→ EXERCISE BRIEF:
The entries below are to be repeated exactly as they stand.

[Web page and app entries]
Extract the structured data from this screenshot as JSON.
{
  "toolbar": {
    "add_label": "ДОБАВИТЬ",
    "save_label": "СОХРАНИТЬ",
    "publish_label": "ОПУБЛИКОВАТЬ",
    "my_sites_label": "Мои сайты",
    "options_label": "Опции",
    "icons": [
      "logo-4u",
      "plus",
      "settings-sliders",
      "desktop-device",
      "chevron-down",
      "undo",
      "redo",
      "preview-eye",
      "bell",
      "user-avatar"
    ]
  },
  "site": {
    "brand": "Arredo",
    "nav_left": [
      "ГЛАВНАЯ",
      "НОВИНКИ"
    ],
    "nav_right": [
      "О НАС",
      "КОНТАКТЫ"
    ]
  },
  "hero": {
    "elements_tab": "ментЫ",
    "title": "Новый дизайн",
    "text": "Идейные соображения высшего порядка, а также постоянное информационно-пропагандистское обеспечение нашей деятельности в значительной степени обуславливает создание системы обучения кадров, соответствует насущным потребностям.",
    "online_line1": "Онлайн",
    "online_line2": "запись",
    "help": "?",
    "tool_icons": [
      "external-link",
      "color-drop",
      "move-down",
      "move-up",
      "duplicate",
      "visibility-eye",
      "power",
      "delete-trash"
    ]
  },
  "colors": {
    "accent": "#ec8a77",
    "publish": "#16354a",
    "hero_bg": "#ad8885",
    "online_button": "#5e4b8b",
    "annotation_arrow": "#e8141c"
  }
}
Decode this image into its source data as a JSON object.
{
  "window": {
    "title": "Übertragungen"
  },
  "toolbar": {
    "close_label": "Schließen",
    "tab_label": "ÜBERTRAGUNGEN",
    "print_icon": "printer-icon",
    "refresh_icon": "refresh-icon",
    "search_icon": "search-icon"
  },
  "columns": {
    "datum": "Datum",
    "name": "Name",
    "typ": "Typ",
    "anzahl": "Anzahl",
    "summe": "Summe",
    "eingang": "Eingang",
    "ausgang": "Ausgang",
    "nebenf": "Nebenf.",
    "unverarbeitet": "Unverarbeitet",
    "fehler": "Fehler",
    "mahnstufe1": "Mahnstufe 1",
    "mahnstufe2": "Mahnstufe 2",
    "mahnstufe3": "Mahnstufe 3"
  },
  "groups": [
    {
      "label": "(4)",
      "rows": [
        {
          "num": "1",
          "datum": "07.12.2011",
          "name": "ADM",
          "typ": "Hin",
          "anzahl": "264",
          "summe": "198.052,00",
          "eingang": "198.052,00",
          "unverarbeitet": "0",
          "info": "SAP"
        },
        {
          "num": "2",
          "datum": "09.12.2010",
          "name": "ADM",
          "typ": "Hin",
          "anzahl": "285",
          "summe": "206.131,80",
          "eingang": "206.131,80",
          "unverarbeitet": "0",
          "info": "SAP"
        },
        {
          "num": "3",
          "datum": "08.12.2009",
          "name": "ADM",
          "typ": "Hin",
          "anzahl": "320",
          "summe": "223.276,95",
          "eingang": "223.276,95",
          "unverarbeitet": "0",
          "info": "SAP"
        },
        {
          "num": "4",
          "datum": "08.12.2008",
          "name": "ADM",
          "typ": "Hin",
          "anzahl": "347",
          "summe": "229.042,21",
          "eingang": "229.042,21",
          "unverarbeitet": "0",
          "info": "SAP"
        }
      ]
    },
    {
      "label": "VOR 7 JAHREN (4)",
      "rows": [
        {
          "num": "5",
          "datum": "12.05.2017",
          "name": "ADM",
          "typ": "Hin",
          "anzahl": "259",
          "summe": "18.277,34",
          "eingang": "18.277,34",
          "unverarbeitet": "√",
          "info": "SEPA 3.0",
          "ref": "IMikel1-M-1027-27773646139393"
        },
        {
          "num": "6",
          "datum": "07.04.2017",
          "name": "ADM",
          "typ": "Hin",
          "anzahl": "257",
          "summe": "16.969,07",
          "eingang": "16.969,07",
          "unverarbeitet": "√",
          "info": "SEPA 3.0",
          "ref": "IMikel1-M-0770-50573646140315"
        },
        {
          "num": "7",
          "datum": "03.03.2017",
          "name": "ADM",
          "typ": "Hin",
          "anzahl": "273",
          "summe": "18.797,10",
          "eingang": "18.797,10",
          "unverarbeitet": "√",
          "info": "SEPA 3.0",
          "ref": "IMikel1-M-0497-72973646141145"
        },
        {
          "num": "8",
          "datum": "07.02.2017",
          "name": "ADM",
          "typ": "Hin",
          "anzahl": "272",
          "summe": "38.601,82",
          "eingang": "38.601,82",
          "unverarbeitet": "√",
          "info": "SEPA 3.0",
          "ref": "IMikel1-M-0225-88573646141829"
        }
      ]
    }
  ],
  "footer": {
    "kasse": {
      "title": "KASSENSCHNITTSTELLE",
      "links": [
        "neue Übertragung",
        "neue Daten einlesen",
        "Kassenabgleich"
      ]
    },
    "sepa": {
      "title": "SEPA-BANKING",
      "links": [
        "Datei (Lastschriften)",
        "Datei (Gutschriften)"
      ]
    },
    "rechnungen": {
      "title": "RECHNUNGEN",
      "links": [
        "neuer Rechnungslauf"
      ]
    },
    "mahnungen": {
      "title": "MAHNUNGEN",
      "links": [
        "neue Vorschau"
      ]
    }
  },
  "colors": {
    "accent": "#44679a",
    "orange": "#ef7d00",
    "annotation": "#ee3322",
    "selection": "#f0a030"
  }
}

→ WRITTEN SOLUTION:
Extract the structured data from this screenshot as JSON.
{
  "toolbar": {
    "add_label": "ДОБАВИТЬ",
    "save_label": "СОХРАНИТЬ",
    "publish_label": "ОПУБЛИКОВАТЬ",
    "my_sites_label": "Мои сайты",
    "options_label": "Опции",
    "icons": [
      "logo-4u",
      "plus",
      "settings-sliders",
      "desktop-device",
      "chevron-down",
      "undo",
      "redo",
      "preview-eye",
      "bell",
      "user-avatar"
    ]
  },
  "site": {
    "brand": "Arredo",
    "nav_left": [
      "ГЛАВНАЯ",
      "НОВИНКИ"
    ],
    "nav_right": [
      "О НАС",
      "КОНТАКТЫ"
    ]
  },
  "hero": {
    "elements_tab": "ментЫ",
    "title": "Новый дизайн",
    "text": "Идейные соображения высшего порядка, а также постоянное информационно-пропагандистское обеспечение нашей деятельности в значительной степени обуславливает создание системы обучения кадров, соответствует насущным потребностям.",
    "online_line1": "Онлайн",
    "online_line2": "запись",
    "help": "?",
    "tool_icons": [
      "external-link",
      "color-drop",
      "move-down",
      "move-up",
      "duplicate",
      "visibility-eye",
      "power",
      "delete-trash"
    ]
  },
  "colors": {
    "accent": "#ec8a77",
    "publish": "#16354a",
    "hero_bg": "#ad8885",
    "online_button": "#5e4b8b",
    "annotation_arrow": "#e8141c"
  }
}
Decode this image into its source data as a JSON object.
{
  "window": {
    "title": "Übertragungen"
  },
  "toolbar": {
    "close_label": "Schließen",
    "tab_label": "ÜBERTRAGUNGEN",
    "print_icon": "printer-icon",
    "refresh_icon": "refresh-icon",
    "search_icon": "search-icon"
  },
  "columns": {
    "datum": "Datum",
    "name": "Name",
    "typ": "Typ",
    "anzahl": "Anzahl",
    "summe": "Summe",
    "eingang": "Eingang",
    "ausgang": "Ausgang",
    "nebenf": "Nebenf.",
    "unverarbeitet": "Unverarbeitet",
    "fehler": "Fehler",
    "mahnstufe1": "Mahnstufe 1",
    "mahnstufe2": "Mahnstufe 2",
    "mahnstufe3": "Mahnstufe 3"
  },
  "groups": [
    {
      "label": "(4)",
      "rows": [
        {
          "num": "1",
          "datum": "07.12.2011",
          "name": "ADM",
          "typ": "Hin",
          "anzahl": "264",
          "summe": "198.052,00",
          "eingang": "198.052,00",
          "unverarbeitet": "0",
          "info": "SAP"
        },
        {
          "num": "2",
          "datum": "09.12.2010",
          "name": "ADM",
          "typ": "Hin",
          "anzahl": "285",
          "summe": "206.131,80",
          "eingang": "206.131,80",
          "unverarbeitet": "0",
          "info": "SAP"
        },
        {
          "num": "3",
          "datum": "08.12.2009",
          "name": "ADM",
          "typ": "Hin",
          "anzahl": "320",
          "summe": "223.276,95",
          "eingang": "223.276,95",
          "unverarbeitet": "0",
          "info": "SAP"
        },
        {
          "num": "4",
          "datum": "08.12.2008",
          "name": "ADM",
          "typ": "Hin",
          "anzahl": "347",
          "summe": "229.042,21",
          "eingang": "229.042,21",
          "unverarbeitet": "0",
          "info": "SAP"
        }
      ]
    },
    {
      "label": "VOR 7 JAHREN (4)",
      "rows": [
        {
          "num": "5",
          "datum": "12.05.2017",
          "name": "ADM",
          "typ": "Hin",
          "anzahl": "259",
          "summe": "18.277,34",
          "eingang": "18.277,34",
          "unverarbeitet": "√",
          "info": "SEPA 3.0",
          "ref": "IMikel1-M-1027-27773646139393"
        },
        {
          "num": "6",
          "datum": "07.04.2017",
          "name": "ADM",
          "typ": "Hin",
          "anzahl": "257",
          "summe": "16.969,07",
          "eingang": "16.969,07",
          "unverarbeitet": "√",
          "info": "SEPA 3.0",
          "ref": "IMikel1-M-0770-50573646140315"
        },
        {
          "num": "7",
          "datum": "03.03.2017",
          "name": "ADM",
          "typ": "Hin",
          "anzahl": "273",
          "summe": "18.797,10",
          "eingang": "18.797,10",
          "unverarbeitet": "√",
          "info": "SEPA 3.0",
          "ref": "IMikel1-M-0497-72973646141145"
        },
        {
          "num": "8",
          "datum": "07.02.2017",
          "name": "ADM",
          "typ": "Hin",
          "anzahl": "272",
          "summe": "38.601,82",
          "eingang": "38.601,82",
          "unverarbeitet": "√",
          "info": "SEPA 3.0",
          "ref": "IMikel1-M-0225-88573646141829"
        }
      ]
    }
  ],
  "footer": {
    "kasse": {
      "title": "KASSENSCHNITTSTELLE",
      "links": [
        "neue Übertragung",
        "neue Daten einlesen",
        "Kassenabgleich"
      ]
    },
    "sepa": {
      "title": "SEPA-BANKING",
      "links": [
        "Datei (Lastschriften)",
        "Datei (Gutschriften)"
      ]
    },
    "rechnungen": {
      "title": "RECHNUNGEN",
      "links": [
        "neuer Rechnungslauf"
      ]
    },
    "mahnungen": {
      "title": "MAHNUNGEN",
      "links": [
        "neue Vorschau"
      ]
    }
  },
  "colors": {
    "accent": "#44679a",
    "orange": "#ef7d00",
    "annotation": "#ee3322",
    "selection": "#f0a030"
  }
}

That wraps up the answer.